- Exercise requirements
Filter these entries down to lines holding "text".

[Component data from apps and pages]
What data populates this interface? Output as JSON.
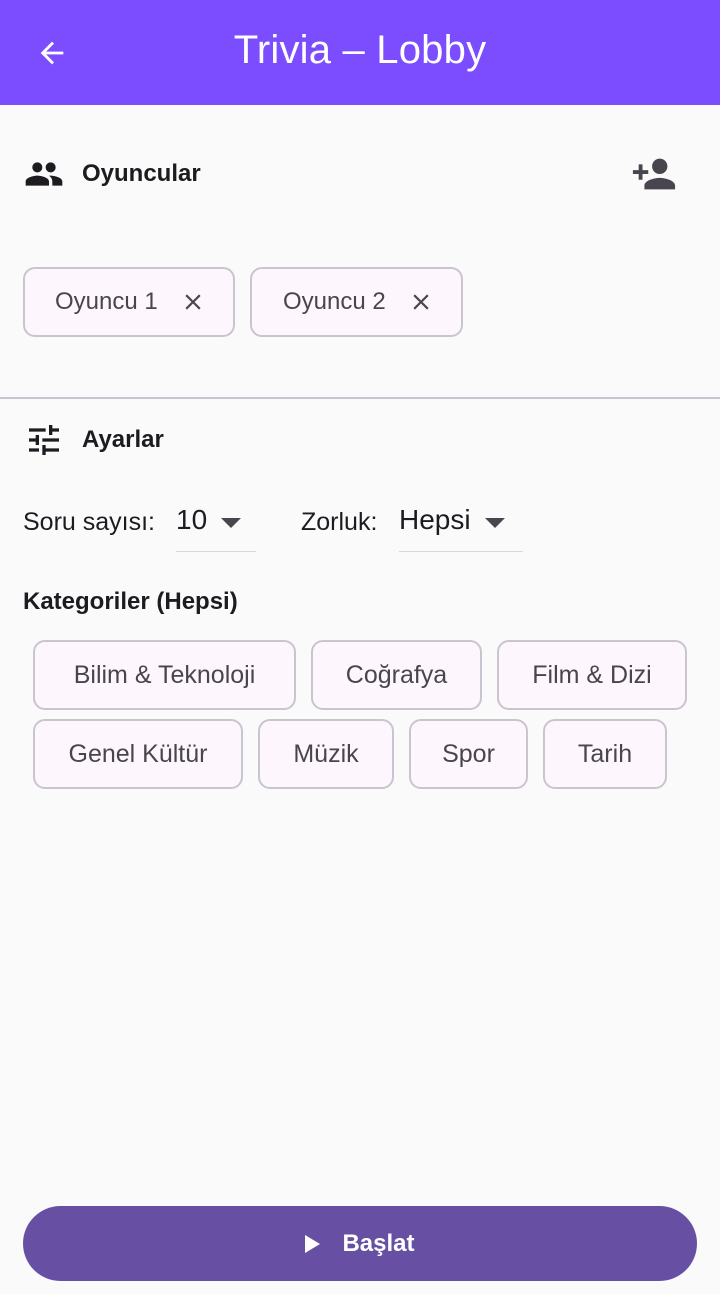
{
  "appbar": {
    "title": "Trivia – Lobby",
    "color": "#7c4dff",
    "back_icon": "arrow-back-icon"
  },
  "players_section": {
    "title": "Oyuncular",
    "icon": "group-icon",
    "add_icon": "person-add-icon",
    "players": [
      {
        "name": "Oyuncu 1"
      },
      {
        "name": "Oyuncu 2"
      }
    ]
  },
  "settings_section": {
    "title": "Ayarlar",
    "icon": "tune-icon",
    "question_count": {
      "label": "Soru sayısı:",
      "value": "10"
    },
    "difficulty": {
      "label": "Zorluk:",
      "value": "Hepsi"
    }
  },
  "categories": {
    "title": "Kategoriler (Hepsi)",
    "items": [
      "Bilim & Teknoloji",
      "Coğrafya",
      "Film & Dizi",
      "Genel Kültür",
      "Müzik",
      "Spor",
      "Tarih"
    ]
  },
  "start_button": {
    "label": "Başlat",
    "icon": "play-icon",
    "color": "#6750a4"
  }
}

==

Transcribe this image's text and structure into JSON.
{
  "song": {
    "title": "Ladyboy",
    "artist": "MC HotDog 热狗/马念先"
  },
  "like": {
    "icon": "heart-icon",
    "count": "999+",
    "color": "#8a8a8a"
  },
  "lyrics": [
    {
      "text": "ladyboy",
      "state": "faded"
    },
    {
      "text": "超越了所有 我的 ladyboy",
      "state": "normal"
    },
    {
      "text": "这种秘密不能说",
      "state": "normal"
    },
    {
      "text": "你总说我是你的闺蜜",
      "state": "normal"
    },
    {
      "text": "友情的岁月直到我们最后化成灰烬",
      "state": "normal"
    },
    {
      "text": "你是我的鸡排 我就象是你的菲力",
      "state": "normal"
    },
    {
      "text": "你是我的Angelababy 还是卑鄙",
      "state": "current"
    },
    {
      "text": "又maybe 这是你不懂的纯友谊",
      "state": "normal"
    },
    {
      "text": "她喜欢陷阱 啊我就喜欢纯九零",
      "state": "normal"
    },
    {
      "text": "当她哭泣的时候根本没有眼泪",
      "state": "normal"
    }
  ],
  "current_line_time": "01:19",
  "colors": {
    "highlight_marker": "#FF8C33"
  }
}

- Result of the task
Transcribe this image's text and structure into JSON.
      "text": "ladyboy",
      "text": "超越了所有 我的 ladyboy",
      "text": "这种秘密不能说",
      "text": "你总说我是你的闺蜜",
      "text": "友情的岁月直到我们最后化成灰烬",
      "text": "你是我的鸡排 我就象是你的菲力",
      "text": "你是我的Angelababy 还是卑鄙",
      "text": "又maybe 这是你不懂的纯友谊",
      "text": "她喜欢陷阱 啊我就喜欢纯九零",
      "text": "当她哭泣的时候根本没有眼泪",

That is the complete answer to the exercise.